App and web page records:
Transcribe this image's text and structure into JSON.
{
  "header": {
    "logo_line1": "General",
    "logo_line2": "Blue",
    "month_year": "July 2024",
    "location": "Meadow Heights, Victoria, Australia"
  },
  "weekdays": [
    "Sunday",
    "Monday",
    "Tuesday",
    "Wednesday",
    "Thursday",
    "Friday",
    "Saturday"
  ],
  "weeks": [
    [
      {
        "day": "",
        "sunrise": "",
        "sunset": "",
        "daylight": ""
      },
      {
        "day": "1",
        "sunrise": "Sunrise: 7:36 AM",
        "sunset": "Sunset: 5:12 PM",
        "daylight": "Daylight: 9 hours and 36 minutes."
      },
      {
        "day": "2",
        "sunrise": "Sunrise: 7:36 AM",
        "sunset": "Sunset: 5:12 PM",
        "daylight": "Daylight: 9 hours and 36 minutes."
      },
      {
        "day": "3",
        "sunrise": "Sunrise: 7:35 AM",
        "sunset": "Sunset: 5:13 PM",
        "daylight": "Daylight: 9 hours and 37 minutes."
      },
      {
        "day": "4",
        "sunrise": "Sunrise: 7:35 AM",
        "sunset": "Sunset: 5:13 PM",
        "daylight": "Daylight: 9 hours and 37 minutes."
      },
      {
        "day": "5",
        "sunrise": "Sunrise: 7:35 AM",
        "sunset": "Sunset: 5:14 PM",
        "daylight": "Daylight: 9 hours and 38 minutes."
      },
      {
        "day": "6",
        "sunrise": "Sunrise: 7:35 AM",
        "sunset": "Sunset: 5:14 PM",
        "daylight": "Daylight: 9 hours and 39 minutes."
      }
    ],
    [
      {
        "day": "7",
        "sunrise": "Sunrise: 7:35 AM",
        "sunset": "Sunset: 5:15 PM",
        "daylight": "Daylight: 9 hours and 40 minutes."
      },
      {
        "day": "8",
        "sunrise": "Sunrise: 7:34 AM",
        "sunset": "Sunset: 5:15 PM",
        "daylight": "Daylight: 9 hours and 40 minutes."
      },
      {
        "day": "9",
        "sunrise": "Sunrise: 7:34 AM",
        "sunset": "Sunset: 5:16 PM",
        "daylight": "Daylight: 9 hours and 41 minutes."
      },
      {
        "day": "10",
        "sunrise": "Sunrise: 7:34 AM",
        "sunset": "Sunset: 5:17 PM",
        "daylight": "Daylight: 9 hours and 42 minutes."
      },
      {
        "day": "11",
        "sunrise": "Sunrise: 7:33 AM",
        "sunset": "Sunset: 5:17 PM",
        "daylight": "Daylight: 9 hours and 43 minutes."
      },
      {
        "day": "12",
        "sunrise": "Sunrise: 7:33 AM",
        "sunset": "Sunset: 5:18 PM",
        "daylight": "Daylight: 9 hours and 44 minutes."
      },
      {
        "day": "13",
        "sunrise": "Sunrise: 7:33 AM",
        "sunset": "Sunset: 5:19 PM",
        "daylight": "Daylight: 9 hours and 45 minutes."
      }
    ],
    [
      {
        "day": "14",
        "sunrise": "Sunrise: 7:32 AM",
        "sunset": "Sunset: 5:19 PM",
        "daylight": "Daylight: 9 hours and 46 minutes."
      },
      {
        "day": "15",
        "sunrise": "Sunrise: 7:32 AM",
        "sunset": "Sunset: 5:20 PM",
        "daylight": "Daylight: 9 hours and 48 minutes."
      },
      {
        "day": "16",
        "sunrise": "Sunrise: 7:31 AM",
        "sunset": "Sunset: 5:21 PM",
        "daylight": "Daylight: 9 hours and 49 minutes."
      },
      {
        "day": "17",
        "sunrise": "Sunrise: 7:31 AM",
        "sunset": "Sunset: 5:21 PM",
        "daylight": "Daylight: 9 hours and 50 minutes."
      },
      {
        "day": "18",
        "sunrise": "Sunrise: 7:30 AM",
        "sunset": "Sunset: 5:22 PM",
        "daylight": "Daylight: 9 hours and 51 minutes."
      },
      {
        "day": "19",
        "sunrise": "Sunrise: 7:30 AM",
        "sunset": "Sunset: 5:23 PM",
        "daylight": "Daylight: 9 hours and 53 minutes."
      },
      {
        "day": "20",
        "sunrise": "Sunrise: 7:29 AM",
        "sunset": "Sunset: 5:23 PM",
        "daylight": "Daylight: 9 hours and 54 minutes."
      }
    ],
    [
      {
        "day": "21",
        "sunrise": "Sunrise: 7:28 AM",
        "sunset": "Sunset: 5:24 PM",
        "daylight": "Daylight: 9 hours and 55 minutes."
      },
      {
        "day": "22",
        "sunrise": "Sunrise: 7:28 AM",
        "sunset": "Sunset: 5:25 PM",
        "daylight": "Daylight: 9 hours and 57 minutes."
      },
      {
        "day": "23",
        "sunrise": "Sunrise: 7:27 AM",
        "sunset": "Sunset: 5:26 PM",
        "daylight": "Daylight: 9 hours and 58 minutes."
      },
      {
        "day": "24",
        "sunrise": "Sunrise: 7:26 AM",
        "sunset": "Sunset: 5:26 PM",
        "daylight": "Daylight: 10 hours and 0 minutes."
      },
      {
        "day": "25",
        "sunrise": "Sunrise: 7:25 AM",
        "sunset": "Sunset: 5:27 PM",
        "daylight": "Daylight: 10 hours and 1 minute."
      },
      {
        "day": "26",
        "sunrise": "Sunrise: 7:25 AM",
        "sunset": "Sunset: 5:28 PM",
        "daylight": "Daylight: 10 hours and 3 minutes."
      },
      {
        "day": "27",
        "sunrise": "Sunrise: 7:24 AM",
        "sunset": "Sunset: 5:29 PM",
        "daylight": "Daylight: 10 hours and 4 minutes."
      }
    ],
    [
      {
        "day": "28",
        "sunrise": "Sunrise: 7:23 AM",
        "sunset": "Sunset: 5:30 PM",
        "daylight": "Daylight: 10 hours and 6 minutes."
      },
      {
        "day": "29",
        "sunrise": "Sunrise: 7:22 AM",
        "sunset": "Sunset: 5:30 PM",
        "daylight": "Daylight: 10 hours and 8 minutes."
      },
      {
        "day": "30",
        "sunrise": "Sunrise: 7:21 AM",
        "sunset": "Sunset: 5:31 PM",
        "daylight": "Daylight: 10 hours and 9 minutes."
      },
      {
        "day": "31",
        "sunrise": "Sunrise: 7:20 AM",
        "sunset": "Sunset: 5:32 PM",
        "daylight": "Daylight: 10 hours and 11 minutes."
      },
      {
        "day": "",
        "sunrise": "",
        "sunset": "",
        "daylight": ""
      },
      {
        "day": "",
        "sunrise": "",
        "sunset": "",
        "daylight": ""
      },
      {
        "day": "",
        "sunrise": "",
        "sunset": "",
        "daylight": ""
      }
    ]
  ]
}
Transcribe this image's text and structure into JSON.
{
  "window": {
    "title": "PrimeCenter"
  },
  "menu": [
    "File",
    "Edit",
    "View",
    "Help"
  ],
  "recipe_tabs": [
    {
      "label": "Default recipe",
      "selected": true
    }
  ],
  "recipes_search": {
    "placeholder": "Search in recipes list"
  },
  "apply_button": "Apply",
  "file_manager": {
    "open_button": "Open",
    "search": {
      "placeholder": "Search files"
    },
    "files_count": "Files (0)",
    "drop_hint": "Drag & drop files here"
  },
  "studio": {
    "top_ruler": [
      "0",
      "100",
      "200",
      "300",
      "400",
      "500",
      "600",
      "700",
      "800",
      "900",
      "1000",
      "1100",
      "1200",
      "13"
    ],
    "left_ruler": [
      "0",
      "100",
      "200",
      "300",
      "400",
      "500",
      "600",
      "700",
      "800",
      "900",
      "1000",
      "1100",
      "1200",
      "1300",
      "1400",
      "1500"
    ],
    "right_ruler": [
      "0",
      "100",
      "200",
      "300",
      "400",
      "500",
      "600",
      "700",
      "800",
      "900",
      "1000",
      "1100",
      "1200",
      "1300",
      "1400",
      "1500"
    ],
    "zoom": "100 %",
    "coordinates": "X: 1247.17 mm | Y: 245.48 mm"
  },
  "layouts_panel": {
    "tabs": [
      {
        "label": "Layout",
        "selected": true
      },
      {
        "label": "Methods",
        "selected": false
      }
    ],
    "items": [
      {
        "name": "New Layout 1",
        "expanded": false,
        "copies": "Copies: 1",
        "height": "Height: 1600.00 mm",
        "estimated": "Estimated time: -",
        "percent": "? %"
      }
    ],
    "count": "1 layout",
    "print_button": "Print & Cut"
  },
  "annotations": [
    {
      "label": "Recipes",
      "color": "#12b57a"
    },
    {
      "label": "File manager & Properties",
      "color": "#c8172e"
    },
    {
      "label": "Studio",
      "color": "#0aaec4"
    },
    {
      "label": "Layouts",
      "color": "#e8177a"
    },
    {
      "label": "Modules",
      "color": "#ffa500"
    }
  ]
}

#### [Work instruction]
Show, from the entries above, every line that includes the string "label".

#### [Response]
      "label": "Default recipe",
        "label": "Layout",
        "label": "Methods",
      "label": "Recipes",
      "label": "File manager & Properties",
      "label": "Studio",
      "label": "Layouts",
      "label": "Modules",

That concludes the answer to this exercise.